8. Get help early on if things are not going well. Many moms are reluctant to get help or not sure where to find help with breastfeeding issues, but getting help early is so important! Many times minor issues can turn into major problems if help is not found early on. Getting qualified help is the key when facing challenges. An International Board Certified Lactation Consultant (IBCLC) is the highest accredited breastfeeding helper and has proven skills to assist in many of the common breastfeeding challenges. But not all Lactation Consultants are IBCLC’s so be sure to ask!

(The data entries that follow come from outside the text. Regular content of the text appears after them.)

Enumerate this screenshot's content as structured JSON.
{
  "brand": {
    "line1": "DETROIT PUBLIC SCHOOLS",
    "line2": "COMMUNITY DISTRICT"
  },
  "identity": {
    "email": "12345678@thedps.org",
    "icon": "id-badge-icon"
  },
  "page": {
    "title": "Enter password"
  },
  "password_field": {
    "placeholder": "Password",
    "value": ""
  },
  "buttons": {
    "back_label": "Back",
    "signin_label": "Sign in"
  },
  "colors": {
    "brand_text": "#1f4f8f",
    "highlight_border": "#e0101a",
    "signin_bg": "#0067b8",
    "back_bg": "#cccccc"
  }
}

9. Take a prenatal breastfeeding class. Find a class that is taught by an IBCLC, and attend early in your third trimester.  Often times, classes taught in other locations besides hospitals will focus on prevention of problems and provide more practical breastfeeding information rather than teaching “this is how we do it at XYZ Hospital.”  Consider a private class to get the most customized experience.

10. Build your portable nursing nest. Whether you decide to have a special place to nurse your baby or nurse in different locations throughout the house, having a basket of self-care items within hand’s reach is invaluable.  Here’s a list of things you may want to include in your portable nursing nest:

  • Water bottle – If you forget it, you will feel like you just trekked through the Sahara…
  • Healthy snacks – High protein, high fiber, tasty snacks to keep you satisfied…
  • Cell phone – You will get very adept at texting while nursing…
  • iPod, mp3 Player – Relaxing music…increased relaxation helps those breastfeeding hormones flow better…
  • Burp cloth – For little spits and leaking milk…
  • Breast pads – Disposable or reusable…
  • Lanolin – Your choice of nipple cream, such as Earth Mama or MotherLove, all-natural ingredients…
  • Book/Magazine – Or these days, Kindle, Nook or eReader…
This is YOUR time with YOUR baby…learning together…slow down, relax and enjoy!
*photo courtesy of www.007b.com